Write out the listing below exactly, and omit any images you find in it.

# [Records for this exercise]
* * * * * * *

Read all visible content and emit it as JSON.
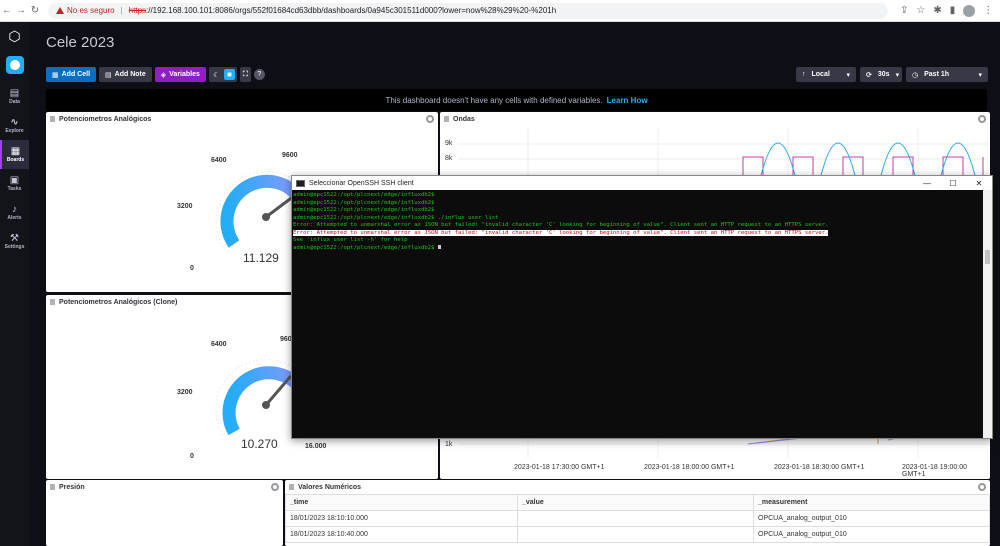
{
  "browser": {
    "security_warning": "No es seguro",
    "url_scheme": "https",
    "url_rest": "://192.168.100.101:8086/orgs/552f01684cd63dbb/dashboards/0a945c301511d000?lower=now%28%29%20-%201h"
  },
  "nav": {
    "items": [
      {
        "label": "Data",
        "icon": "database-icon"
      },
      {
        "label": "Explore",
        "icon": "graph-line-icon"
      },
      {
        "label": "Boards",
        "icon": "dashboards-icon"
      },
      {
        "label": "Tasks",
        "icon": "calendar-icon"
      },
      {
        "label": "Alerts",
        "icon": "bell-icon"
      },
      {
        "label": "Settings",
        "icon": "wrench-icon"
      }
    ]
  },
  "dashboard": {
    "title": "Cele 2023",
    "add_cell": "Add Cell",
    "add_note": "Add Note",
    "variables": "Variables",
    "timezone": "Local",
    "refresh": "30s",
    "range": "Past 1h",
    "banner_text": "This dashboard doesn't have any cells with defined variables.",
    "banner_link": "Learn How"
  },
  "cells": {
    "gauge1": {
      "title": "Potenciometros Analógicos",
      "ticks": [
        "0",
        "3200",
        "6400",
        "9600"
      ],
      "value": "11.129",
      "value_number": 11129,
      "max_number": 16000,
      "colors": [
        "#22adf6",
        "#9394ff"
      ]
    },
    "gauge2": {
      "title": "Potenciometros Analógicos (Clone)",
      "ticks": [
        "0",
        "3200",
        "6400",
        "9600",
        "16.000"
      ],
      "value": "10.270",
      "value_number": 10270,
      "max_number": 16000
    },
    "ondas": {
      "title": "Ondas",
      "y_ticks": [
        "9k",
        "8k",
        "1k"
      ],
      "x_ticks": [
        "2023-01-18 17:30:00 GMT+1",
        "2023-01-18 18:00:00 GMT+1",
        "2023-01-18 18:30:00 GMT+1",
        "2023-01-18 19:00:00 GMT+1"
      ],
      "colors": [
        "#22adf6",
        "#bf3fb2",
        "#9394ff",
        "#f48d38"
      ]
    },
    "presion": {
      "title": "Presión"
    },
    "valores": {
      "title": "Valores Numéricos",
      "columns": [
        "_time",
        "_value",
        "_measurement"
      ],
      "rows": [
        [
          "18/01/2023 18:10:10.000",
          "",
          "OPCUA_analog_output_010"
        ],
        [
          "18/01/2023 18:10:40.000",
          "",
          "OPCUA_analog_output_010"
        ]
      ]
    }
  },
  "ssh": {
    "title": "Seleccionar OpenSSH SSH client",
    "lines": [
      {
        "kind": "prompt",
        "text": "admin@epc1522:/opt/plcnext/edge/influxdb2$"
      },
      {
        "kind": "prompt",
        "text": "admin@epc1522:/opt/plcnext/edge/influxdb2$"
      },
      {
        "kind": "prompt",
        "text": "admin@epc1522:/opt/plcnext/edge/influxdb2$"
      },
      {
        "kind": "prompt",
        "text": "admin@epc1522:/opt/plcnext/edge/influxdb2$ ./influx user list"
      },
      {
        "kind": "err",
        "text": "Error: Attempted to unmarshal error as JSON but failed: \"invalid character 'C' looking for beginning of value\". Client sent an HTTP request to an HTTPS server."
      },
      {
        "kind": "errsel",
        "text": "Error: Attempted to unmarshal error as JSON but failed: \"invalid character 'C' looking for beginning of value\". Client sent an HTTP request to an HTTPS server."
      },
      {
        "kind": "err",
        "text": "See 'influx user list -h' for help"
      },
      {
        "kind": "prompt",
        "text": "admin@epc1522:/opt/plcnext/edge/influxdb2$"
      }
    ]
  }
}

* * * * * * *

# [Output]
Read all visible content and emit it as JSON.
{
  "browser": {
    "security_warning": "No es seguro",
    "url_scheme": "https",
    "url_rest": "://192.168.100.101:8086/orgs/552f01684cd63dbb/dashboards/0a945c301511d000?lower=now%28%29%20-%201h"
  },
  "nav": {
    "items": [
      {
        "label": "Data",
        "icon": "database-icon"
      },
      {
        "label": "Explore",
        "icon": "graph-line-icon"
      },
      {
        "label": "Boards",
        "icon": "dashboards-icon"
      },
      {
        "label": "Tasks",
        "icon": "calendar-icon"
      },
      {
        "label": "Alerts",
        "icon": "bell-icon"
      },
      {
        "label": "Settings",
        "icon": "wrench-icon"
      }
    ]
  },
  "dashboard": {
    "title": "Cele 2023",
    "add_cell": "Add Cell",
    "add_note": "Add Note",
    "variables": "Variables",
    "timezone": "Local",
    "refresh": "30s",
    "range": "Past 1h",
    "banner_text": "This dashboard doesn't have any cells with defined variables.",
    "banner_link": "Learn How"
  },
  "cells": {
    "gauge1": {
      "title": "Potenciometros Analógicos",
      "ticks": [
        "0",
        "3200",
        "6400",
        "9600"
      ],
      "value": "11.129",
      "value_number": 11129,
      "max_number": 16000,
      "colors": [
        "#22adf6",
        "#9394ff"
      ]
    },
    "gauge2": {
      "title": "Potenciometros Analógicos (Clone)",
      "ticks": [
        "0",
        "3200",
        "6400",
        "9600",
        "16.000"
      ],
      "value": "10.270",
      "value_number": 10270,
      "max_number": 16000
    },
    "ondas": {
      "title": "Ondas",
      "y_ticks": [
        "9k",
        "8k",
        "1k"
      ],
      "x_ticks": [
        "2023-01-18 17:30:00 GMT+1",
        "2023-01-18 18:00:00 GMT+1",
        "2023-01-18 18:30:00 GMT+1",
        "2023-01-18 19:00:00 GMT+1"
      ],
      "colors": [
        "#22adf6",
        "#bf3fb2",
        "#9394ff",
        "#f48d38"
      ]
    },
    "presion": {
      "title": "Presión"
    },
    "valores": {
      "title": "Valores Numéricos",
      "columns": [
        "_time",
        "_value",
        "_measurement"
      ],
      "rows": [
        [
          "18/01/2023 18:10:10.000",
          "",
          "OPCUA_analog_output_010"
        ],
        [
          "18/01/2023 18:10:40.000",
          "",
          "OPCUA_analog_output_010"
        ]
      ]
    }
  },
  "ssh": {
    "title": "Seleccionar OpenSSH SSH client",
    "lines": [
      {
        "kind": "prompt",
        "text": "admin@epc1522:/opt/plcnext/edge/influxdb2$"
      },
      {
        "kind": "prompt",
        "text": "admin@epc1522:/opt/plcnext/edge/influxdb2$"
      },
      {
        "kind": "prompt",
        "text": "admin@epc1522:/opt/plcnext/edge/influxdb2$"
      },
      {
        "kind": "prompt",
        "text": "admin@epc1522:/opt/plcnext/edge/influxdb2$ ./influx user list"
      },
      {
        "kind": "err",
        "text": "Error: Attempted to unmarshal error as JSON but failed: \"invalid character 'C' looking for beginning of value\". Client sent an HTTP request to an HTTPS server."
      },
      {
        "kind": "errsel",
        "text": "Error: Attempted to unmarshal error as JSON but failed: \"invalid character 'C' looking for beginning of value\". Client sent an HTTP request to an HTTPS server."
      },
      {
        "kind": "err",
        "text": "See 'influx user list -h' for help"
      },
      {
        "kind": "prompt",
        "text": "admin@epc1522:/opt/plcnext/edge/influxdb2$"
      }
    ]
  }
}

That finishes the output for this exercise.